She wrote, of course, to share her tempered joy:

Oh Roland!

At the present moment that exclamation comprises every comment I have to make on the situation. ‘Continuation of Allied Offensive’ — I keep on reading, so I suppose you are in it now. But I felt so sure you were in all that awful weekend fighting . . .

When you are out there and know what is going on, it must be quite impossible to put yourself in the place of people here, who don’t know & can’t get news.You have no idea what it is like…

For my part I have done nothing since Monday–when we first got the news of the great offensive & the victory–but watch the gate, or follow every telegraph boy that went in the direction of our house…

Don’t say you hope the next alarm will be real. I think the lives of some of those men who were in it will be spoilt for always by the memory of it, and many are deaf for life with the noise. Your short letter is very guarded. Let me know, as soon as you can get it past the Censor, all about it…[5]

Such a mixture of wisdom and ignorance–the victory that wasn’t, the non-issue of (non-metaphorical!) battlefield deafness–combined with such a fierce effort to leap the gulf, to press on into the teeth of the gale that sweeps their experiences apart…

Mooning like this isn’t going to improve on what she has written over the last few days, on how it represents the plight of those at home, the thing she cannot hope to explain to Roland. She was in desperate, despairing worry, but he was safe, and now she knows it. He is alive–was alive, when he wrote that letter.
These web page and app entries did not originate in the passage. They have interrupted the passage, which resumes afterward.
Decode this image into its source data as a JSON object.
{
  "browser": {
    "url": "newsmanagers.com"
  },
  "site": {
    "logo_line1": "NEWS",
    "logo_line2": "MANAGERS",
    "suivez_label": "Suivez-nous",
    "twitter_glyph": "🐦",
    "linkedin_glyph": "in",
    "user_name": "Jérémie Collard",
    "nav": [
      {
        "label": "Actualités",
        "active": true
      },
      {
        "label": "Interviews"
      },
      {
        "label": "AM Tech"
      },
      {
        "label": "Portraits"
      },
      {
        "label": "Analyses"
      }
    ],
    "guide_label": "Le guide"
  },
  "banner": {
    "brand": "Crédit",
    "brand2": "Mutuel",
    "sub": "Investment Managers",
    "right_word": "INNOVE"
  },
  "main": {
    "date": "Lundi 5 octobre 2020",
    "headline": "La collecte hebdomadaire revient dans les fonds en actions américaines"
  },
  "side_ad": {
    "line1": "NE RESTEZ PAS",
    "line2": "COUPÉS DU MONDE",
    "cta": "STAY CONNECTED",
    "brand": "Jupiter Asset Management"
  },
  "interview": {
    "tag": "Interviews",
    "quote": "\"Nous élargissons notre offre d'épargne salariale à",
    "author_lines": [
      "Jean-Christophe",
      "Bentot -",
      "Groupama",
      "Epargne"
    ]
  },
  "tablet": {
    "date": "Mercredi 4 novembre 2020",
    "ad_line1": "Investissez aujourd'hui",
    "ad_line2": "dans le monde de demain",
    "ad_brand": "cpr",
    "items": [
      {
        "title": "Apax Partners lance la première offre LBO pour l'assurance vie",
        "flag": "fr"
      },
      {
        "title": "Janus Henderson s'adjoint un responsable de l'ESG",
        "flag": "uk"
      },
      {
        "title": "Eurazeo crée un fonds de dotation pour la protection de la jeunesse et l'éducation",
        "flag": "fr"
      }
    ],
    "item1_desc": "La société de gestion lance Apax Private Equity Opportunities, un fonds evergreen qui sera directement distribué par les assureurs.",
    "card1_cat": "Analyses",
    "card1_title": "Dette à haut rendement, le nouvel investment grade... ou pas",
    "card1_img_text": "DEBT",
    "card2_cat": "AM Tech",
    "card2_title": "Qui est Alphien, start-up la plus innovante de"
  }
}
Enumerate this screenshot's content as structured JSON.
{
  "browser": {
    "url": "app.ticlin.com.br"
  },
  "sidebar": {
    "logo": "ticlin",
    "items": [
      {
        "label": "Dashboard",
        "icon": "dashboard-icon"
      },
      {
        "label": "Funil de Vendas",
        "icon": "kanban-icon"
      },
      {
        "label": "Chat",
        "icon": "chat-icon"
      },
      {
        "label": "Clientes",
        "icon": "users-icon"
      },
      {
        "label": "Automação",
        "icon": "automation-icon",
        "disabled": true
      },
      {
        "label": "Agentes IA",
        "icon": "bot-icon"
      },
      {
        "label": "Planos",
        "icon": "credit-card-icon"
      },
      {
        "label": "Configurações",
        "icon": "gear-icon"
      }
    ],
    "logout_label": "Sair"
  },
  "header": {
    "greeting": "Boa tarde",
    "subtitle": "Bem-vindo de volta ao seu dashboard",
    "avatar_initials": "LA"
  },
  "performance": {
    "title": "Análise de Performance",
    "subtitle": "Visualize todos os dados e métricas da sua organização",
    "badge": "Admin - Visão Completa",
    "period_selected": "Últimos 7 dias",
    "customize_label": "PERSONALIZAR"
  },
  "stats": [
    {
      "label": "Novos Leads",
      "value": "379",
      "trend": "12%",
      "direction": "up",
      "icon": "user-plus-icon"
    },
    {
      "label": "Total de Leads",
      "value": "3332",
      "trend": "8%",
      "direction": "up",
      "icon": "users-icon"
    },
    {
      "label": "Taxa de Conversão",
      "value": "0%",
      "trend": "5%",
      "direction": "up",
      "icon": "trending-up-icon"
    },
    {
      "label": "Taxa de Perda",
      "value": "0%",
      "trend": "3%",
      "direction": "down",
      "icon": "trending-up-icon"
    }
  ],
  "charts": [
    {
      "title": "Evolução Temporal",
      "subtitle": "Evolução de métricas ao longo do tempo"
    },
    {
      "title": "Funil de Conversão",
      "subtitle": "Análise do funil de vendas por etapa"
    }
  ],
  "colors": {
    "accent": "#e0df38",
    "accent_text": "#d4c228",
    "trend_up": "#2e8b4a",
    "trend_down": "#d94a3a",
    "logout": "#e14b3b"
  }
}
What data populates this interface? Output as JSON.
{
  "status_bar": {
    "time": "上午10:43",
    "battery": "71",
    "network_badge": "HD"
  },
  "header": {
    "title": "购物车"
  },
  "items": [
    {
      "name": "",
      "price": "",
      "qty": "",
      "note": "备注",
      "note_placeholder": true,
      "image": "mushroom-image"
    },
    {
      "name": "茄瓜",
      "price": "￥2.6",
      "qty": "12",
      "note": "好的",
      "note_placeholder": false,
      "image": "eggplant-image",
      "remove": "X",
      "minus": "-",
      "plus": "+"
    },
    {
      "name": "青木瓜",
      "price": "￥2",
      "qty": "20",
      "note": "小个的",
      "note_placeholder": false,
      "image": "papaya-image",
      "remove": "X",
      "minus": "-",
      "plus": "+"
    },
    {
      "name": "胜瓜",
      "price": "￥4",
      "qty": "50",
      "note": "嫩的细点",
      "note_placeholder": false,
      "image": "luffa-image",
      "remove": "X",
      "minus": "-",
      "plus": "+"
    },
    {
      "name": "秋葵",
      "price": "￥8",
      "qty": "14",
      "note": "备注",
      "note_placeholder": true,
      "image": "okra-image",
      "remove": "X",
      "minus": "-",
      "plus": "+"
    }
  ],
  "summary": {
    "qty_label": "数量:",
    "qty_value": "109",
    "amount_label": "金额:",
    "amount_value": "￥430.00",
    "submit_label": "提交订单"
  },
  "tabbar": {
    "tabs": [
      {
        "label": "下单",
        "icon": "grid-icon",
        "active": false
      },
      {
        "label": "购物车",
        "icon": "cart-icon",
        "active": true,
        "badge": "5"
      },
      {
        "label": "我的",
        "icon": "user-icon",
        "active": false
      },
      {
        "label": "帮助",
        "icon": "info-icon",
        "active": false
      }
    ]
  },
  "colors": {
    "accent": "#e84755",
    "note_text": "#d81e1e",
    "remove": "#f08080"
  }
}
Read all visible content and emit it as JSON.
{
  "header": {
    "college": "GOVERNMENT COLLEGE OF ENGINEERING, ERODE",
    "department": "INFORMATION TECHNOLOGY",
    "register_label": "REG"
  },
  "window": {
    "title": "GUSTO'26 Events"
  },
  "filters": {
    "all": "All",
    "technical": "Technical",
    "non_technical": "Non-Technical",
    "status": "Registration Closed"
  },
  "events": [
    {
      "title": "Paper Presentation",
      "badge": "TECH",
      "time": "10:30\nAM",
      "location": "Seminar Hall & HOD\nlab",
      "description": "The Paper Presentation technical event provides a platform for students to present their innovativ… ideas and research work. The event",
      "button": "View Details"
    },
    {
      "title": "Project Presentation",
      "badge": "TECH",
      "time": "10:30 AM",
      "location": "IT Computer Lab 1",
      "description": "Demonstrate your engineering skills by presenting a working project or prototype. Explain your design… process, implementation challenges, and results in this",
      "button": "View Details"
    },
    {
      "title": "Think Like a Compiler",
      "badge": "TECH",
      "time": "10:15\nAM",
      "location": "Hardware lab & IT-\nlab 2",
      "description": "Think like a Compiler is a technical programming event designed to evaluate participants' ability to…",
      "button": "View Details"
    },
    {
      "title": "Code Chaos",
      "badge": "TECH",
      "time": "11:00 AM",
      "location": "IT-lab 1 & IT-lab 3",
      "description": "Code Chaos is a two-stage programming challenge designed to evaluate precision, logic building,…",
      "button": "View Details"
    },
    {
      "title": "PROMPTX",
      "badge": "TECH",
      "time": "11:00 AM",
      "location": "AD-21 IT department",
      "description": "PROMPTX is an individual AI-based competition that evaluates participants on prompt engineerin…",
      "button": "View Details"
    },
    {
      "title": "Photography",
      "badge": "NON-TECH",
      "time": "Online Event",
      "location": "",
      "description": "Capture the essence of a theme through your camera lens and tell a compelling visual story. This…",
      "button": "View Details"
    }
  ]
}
And he will be going into danger–has, perhaps, gone into danger.

The time gap, the letter-lag, means that no letter can bring relief–only a breath of joy, a lifting of the burden, which must then settle in, with all the nagging, illogical, unavoidable magical thinking: if I exerted all my heart to keep him safe in that battle, and he wasn’t in it, perhaps he has fallen in this new assignment already, this new terror I wasn’t properly worrying about…

Well, Roland will indeed be going into the trenches soon, and Vera will be going in among their victims, at Camberwell Hospital in London.

 

References and Footnotes

  1. Selected Poems and Letters, 140-2
  2. Zeepvalt, Before Action, 137-8.
  3. Laughter in the Next Room, 106, 115.
  4. Chronicle of Youth, 282-4.
  5. Letters From a Lost Generation, 172-3.